RECORDS FOR THIS TASK:
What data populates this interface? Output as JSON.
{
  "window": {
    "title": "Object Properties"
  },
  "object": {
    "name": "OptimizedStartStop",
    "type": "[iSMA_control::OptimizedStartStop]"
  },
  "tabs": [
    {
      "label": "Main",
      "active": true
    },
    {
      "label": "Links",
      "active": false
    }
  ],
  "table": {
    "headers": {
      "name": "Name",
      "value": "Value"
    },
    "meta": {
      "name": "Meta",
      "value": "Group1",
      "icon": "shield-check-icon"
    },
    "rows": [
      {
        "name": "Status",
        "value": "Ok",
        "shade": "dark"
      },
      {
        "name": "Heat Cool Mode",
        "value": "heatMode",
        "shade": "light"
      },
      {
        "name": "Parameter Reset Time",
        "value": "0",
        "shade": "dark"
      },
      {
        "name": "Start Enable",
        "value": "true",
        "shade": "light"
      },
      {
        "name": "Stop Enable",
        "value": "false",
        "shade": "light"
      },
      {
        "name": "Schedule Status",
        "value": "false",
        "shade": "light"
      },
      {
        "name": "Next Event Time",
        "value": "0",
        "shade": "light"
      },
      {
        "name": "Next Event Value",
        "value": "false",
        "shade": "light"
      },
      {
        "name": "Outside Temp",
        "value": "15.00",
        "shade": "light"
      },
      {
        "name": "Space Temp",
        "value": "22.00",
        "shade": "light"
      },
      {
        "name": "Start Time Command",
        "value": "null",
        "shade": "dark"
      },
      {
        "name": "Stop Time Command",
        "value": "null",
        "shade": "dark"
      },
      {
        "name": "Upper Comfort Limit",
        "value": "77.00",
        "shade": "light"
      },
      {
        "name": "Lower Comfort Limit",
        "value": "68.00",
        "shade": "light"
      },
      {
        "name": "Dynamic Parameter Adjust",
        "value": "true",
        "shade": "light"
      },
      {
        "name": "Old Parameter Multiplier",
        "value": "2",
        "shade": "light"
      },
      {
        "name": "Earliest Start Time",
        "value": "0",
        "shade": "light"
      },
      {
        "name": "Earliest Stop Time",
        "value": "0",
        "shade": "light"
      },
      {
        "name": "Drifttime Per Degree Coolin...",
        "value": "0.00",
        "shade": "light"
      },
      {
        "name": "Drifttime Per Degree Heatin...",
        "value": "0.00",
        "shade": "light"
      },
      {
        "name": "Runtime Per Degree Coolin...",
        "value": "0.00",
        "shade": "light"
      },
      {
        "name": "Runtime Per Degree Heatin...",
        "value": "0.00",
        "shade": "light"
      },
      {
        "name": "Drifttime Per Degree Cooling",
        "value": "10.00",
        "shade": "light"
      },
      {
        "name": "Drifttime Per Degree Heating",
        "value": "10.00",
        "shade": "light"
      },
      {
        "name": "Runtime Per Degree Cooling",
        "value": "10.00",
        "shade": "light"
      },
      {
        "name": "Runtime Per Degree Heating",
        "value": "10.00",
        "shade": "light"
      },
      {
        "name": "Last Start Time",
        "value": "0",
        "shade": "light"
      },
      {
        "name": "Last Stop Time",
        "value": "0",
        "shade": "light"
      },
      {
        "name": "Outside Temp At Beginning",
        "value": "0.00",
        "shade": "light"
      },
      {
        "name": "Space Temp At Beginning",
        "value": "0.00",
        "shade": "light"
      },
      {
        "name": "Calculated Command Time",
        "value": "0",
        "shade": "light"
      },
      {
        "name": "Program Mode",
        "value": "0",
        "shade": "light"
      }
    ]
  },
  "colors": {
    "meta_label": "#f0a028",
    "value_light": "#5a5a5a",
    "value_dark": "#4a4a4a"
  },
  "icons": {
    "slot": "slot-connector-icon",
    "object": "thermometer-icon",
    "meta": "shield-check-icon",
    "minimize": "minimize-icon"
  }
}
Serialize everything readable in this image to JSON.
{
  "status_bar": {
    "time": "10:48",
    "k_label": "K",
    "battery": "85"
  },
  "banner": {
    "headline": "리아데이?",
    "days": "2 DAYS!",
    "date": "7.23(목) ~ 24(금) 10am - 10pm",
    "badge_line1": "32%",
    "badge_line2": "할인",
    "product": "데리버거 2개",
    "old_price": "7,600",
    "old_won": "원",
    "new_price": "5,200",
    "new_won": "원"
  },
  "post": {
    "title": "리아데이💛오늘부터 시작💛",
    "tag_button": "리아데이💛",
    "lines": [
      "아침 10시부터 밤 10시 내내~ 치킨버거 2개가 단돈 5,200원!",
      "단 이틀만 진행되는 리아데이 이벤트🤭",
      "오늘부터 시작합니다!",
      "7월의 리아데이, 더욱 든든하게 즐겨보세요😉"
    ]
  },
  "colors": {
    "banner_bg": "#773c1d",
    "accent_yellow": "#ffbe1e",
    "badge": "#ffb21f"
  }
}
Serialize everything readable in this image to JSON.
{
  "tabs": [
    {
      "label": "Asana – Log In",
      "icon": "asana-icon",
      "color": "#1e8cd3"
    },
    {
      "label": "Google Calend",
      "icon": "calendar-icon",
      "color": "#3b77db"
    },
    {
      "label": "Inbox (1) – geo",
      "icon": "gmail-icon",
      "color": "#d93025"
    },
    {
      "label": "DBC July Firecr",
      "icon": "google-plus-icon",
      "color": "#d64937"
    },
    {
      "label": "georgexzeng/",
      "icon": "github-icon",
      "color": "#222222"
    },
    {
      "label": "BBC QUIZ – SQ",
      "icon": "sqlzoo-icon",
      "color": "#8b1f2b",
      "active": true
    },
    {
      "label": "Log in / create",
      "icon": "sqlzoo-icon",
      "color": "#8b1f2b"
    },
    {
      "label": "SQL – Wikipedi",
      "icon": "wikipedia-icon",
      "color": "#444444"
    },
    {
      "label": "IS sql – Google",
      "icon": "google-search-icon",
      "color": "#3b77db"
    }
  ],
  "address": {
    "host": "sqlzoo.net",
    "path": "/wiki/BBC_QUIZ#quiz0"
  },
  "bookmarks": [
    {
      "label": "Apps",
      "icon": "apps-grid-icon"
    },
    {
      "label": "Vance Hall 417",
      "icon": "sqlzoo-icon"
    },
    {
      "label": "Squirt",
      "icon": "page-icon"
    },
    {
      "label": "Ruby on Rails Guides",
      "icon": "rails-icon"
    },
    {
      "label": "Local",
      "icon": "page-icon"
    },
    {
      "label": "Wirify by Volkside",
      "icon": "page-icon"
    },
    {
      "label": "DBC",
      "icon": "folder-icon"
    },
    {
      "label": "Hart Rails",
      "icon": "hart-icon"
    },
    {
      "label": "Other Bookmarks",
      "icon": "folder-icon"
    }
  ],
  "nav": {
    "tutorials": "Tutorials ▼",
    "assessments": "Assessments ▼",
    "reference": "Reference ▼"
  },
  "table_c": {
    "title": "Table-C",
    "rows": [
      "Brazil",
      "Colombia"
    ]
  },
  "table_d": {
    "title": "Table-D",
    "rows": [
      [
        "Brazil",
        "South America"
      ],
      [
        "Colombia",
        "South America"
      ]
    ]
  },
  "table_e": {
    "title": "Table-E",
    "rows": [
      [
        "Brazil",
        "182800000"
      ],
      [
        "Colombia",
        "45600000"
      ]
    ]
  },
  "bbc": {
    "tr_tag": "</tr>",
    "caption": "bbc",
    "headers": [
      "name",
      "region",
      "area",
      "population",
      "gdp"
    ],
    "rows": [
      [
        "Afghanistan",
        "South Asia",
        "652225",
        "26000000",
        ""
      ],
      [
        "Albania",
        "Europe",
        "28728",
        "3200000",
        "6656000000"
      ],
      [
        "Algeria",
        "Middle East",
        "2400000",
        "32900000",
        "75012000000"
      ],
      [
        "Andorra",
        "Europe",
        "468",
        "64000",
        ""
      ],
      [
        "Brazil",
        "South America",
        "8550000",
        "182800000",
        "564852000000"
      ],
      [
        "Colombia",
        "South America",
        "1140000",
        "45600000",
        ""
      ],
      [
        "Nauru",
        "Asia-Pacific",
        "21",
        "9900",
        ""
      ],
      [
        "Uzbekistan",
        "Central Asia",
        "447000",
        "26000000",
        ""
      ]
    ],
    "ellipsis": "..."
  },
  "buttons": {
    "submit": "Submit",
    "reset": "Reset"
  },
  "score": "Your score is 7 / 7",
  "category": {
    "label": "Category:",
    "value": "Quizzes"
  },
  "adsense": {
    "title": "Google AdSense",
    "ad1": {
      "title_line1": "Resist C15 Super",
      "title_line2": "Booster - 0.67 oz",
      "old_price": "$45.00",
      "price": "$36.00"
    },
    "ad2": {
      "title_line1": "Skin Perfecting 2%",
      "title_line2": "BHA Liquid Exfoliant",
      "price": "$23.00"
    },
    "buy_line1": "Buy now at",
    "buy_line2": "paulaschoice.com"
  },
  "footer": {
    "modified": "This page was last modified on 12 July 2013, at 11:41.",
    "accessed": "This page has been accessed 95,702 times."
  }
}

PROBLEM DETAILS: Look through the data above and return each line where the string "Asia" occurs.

RESPONSE TO THIS TASK:
        "South Asia",
        "Asia-Pacific",
        "Central Asia",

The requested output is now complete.